**Activity:** Every entry gets copied exactly. No images go into the copy.

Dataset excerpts
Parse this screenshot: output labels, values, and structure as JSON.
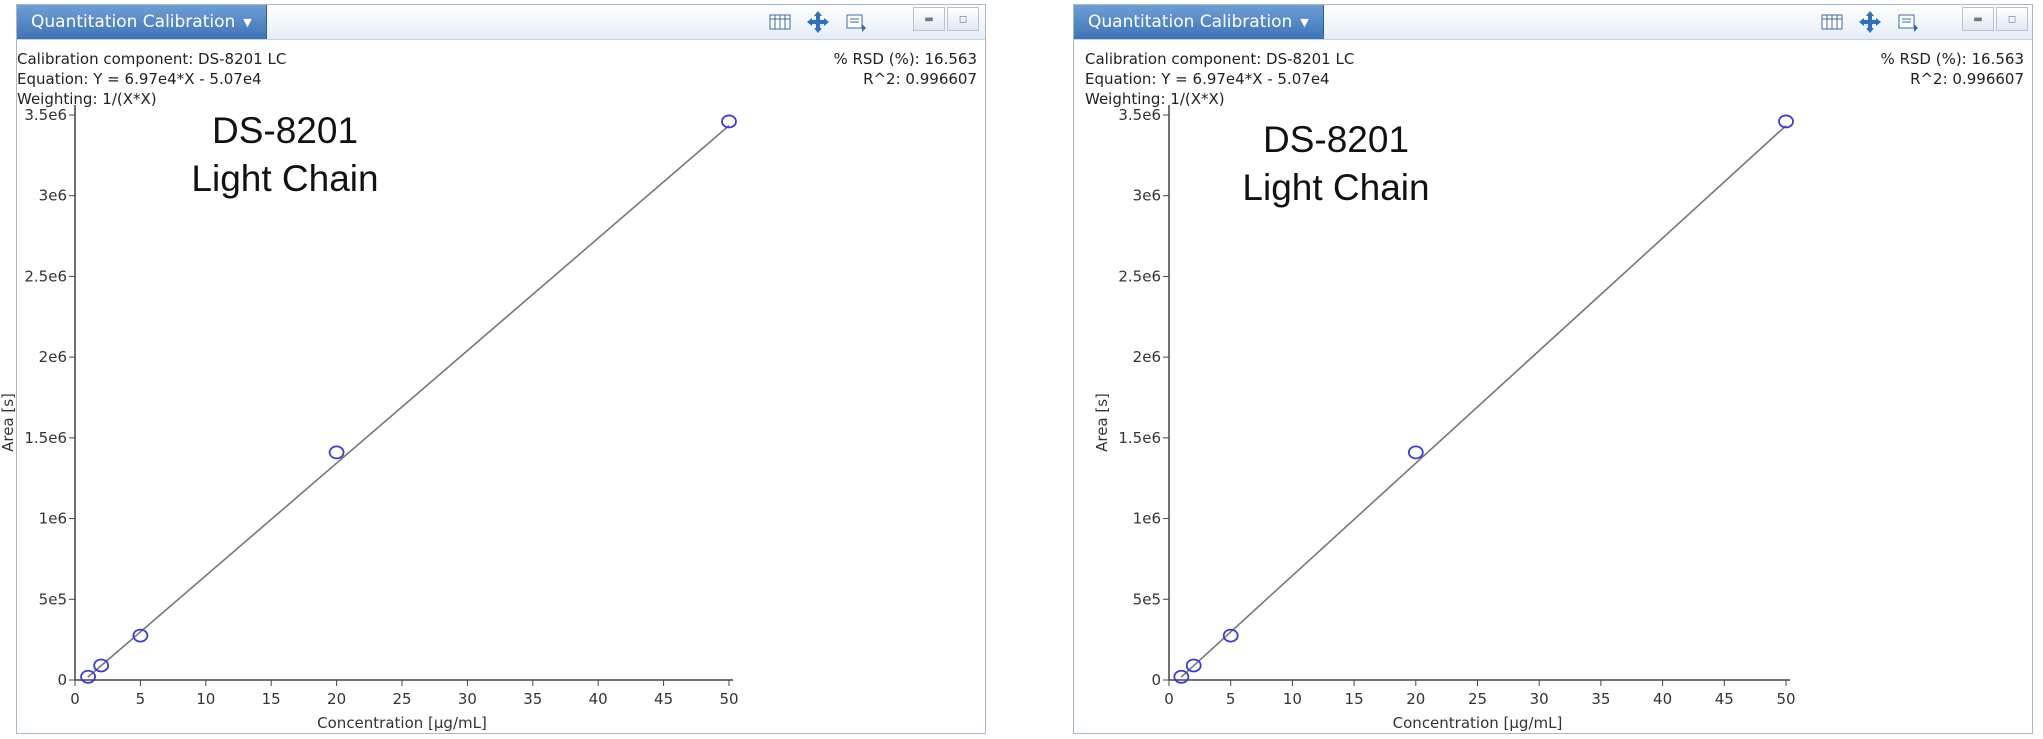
{
  "panels": [
    {
      "title": "Quantitation Calibration",
      "component": "Calibration component: DS-8201 LC",
      "equation": "Equation: Y = 6.97e4*X - 5.07e4",
      "weighting": "Weighting: 1/(X*X)",
      "rsd": "% RSD (%): 16.563",
      "r2": "R^2: 0.996607",
      "overlay": [
        "DS-8201",
        "Light Chain"
      ]
    },
    {
      "title": "Quantitation Calibration",
      "component": "Calibration component: DS-8201 LC",
      "equation": "Equation: Y = 6.97e4*X - 5.07e4",
      "weighting": "Weighting: 1/(X*X)",
      "rsd": "% RSD (%): 16.563",
      "r2": "R^2: 0.996607",
      "overlay": [
        "DS-8201",
        "Light Chain"
      ]
    }
  ],
  "icons": [
    "table-icon",
    "move-icon",
    "export-icon",
    "minimize-icon",
    "restore-icon"
  ],
  "colors": {
    "titlebar": "#4a7fc1",
    "point": "#3a3ad6",
    "line": "#777777"
  },
  "chart_data": [
    {
      "type": "scatter",
      "xlabel": "Concentration [µg/mL]",
      "ylabel": "Area [s]",
      "xlim": [
        0,
        50
      ],
      "ylim": [
        0,
        3500000
      ],
      "xticks": [
        0,
        5,
        10,
        15,
        20,
        25,
        30,
        35,
        40,
        45,
        50
      ],
      "xtick_labels": [
        "0",
        "5",
        "10",
        "15",
        "20",
        "25",
        "30",
        "35",
        "40",
        "45",
        "50"
      ],
      "yticks": [
        0,
        500000,
        1000000,
        1500000,
        2000000,
        2500000,
        3000000,
        3500000
      ],
      "ytick_labels": [
        "0",
        "5e5",
        "1e6",
        "1.5e6",
        "2e6",
        "2.5e6",
        "3e6",
        "3.5e6"
      ],
      "points": {
        "x": [
          1,
          2,
          5,
          20,
          50
        ],
        "y": [
          20000,
          90000,
          275000,
          1410000,
          3460000
        ]
      },
      "fit": {
        "slope": 69700,
        "intercept": -50700
      },
      "grid": false
    },
    {
      "type": "scatter",
      "xlabel": "Concentration [µg/mL]",
      "ylabel": "Area [s]",
      "xlim": [
        0,
        50
      ],
      "ylim": [
        0,
        3500000
      ],
      "xticks": [
        0,
        5,
        10,
        15,
        20,
        25,
        30,
        35,
        40,
        45,
        50
      ],
      "xtick_labels": [
        "0",
        "5",
        "10",
        "15",
        "20",
        "25",
        "30",
        "35",
        "40",
        "45",
        "50"
      ],
      "yticks": [
        0,
        500000,
        1000000,
        1500000,
        2000000,
        2500000,
        3000000,
        3500000
      ],
      "ytick_labels": [
        "0",
        "5e5",
        "1e6",
        "1.5e6",
        "2e6",
        "2.5e6",
        "3e6",
        "3.5e6"
      ],
      "points": {
        "x": [
          1,
          2,
          5,
          20,
          50
        ],
        "y": [
          20000,
          90000,
          275000,
          1410000,
          3460000
        ]
      },
      "fit": {
        "slope": 69700,
        "intercept": -50700
      },
      "grid": false
    }
  ]
}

**Answer to the problem:**
Parse this screenshot: output labels, values, and structure as JSON.
{
  "panels": [
    {
      "title": "Quantitation Calibration",
      "component": "Calibration component: DS-8201 LC",
      "equation": "Equation: Y = 6.97e4*X - 5.07e4",
      "weighting": "Weighting: 1/(X*X)",
      "rsd": "% RSD (%): 16.563",
      "r2": "R^2: 0.996607",
      "overlay": [
        "DS-8201",
        "Light Chain"
      ]
    },
    {
      "title": "Quantitation Calibration",
      "component": "Calibration component: DS-8201 LC",
      "equation": "Equation: Y = 6.97e4*X - 5.07e4",
      "weighting": "Weighting: 1/(X*X)",
      "rsd": "% RSD (%): 16.563",
      "r2": "R^2: 0.996607",
      "overlay": [
        "DS-8201",
        "Light Chain"
      ]
    }
  ],
  "icons": [
    "table-icon",
    "move-icon",
    "export-icon",
    "minimize-icon",
    "restore-icon"
  ],
  "colors": {
    "titlebar": "#4a7fc1",
    "point": "#3a3ad6",
    "line": "#777777"
  },
  "chart_data": [
    {
      "type": "scatter",
      "xlabel": "Concentration [µg/mL]",
      "ylabel": "Area [s]",
      "xlim": [
        0,
        50
      ],
      "ylim": [
        0,
        3500000
      ],
      "xticks": [
        0,
        5,
        10,
        15,
        20,
        25,
        30,
        35,
        40,
        45,
        50
      ],
      "xtick_labels": [
        "0",
        "5",
        "10",
        "15",
        "20",
        "25",
        "30",
        "35",
        "40",
        "45",
        "50"
      ],
      "yticks": [
        0,
        500000,
        1000000,
        1500000,
        2000000,
        2500000,
        3000000,
        3500000
      ],
      "ytick_labels": [
        "0",
        "5e5",
        "1e6",
        "1.5e6",
        "2e6",
        "2.5e6",
        "3e6",
        "3.5e6"
      ],
      "points": {
        "x": [
          1,
          2,
          5,
          20,
          50
        ],
        "y": [
          20000,
          90000,
          275000,
          1410000,
          3460000
        ]
      },
      "fit": {
        "slope": 69700,
        "intercept": -50700
      },
      "grid": false
    },
    {
      "type": "scatter",
      "xlabel": "Concentration [µg/mL]",
      "ylabel": "Area [s]",
      "xlim": [
        0,
        50
      ],
      "ylim": [
        0,
        3500000
      ],
      "xticks": [
        0,
        5,
        10,
        15,
        20,
        25,
        30,
        35,
        40,
        45,
        50
      ],
      "xtick_labels": [
        "0",
        "5",
        "10",
        "15",
        "20",
        "25",
        "30",
        "35",
        "40",
        "45",
        "50"
      ],
      "yticks": [
        0,
        500000,
        1000000,
        1500000,
        2000000,
        2500000,
        3000000,
        3500000
      ],
      "ytick_labels": [
        "0",
        "5e5",
        "1e6",
        "1.5e6",
        "2e6",
        "2.5e6",
        "3e6",
        "3.5e6"
      ],
      "points": {
        "x": [
          1,
          2,
          5,
          20,
          50
        ],
        "y": [
          20000,
          90000,
          275000,
          1410000,
          3460000
        ]
      },
      "fit": {
        "slope": 69700,
        "intercept": -50700
      },
      "grid": false
    }
  ]
}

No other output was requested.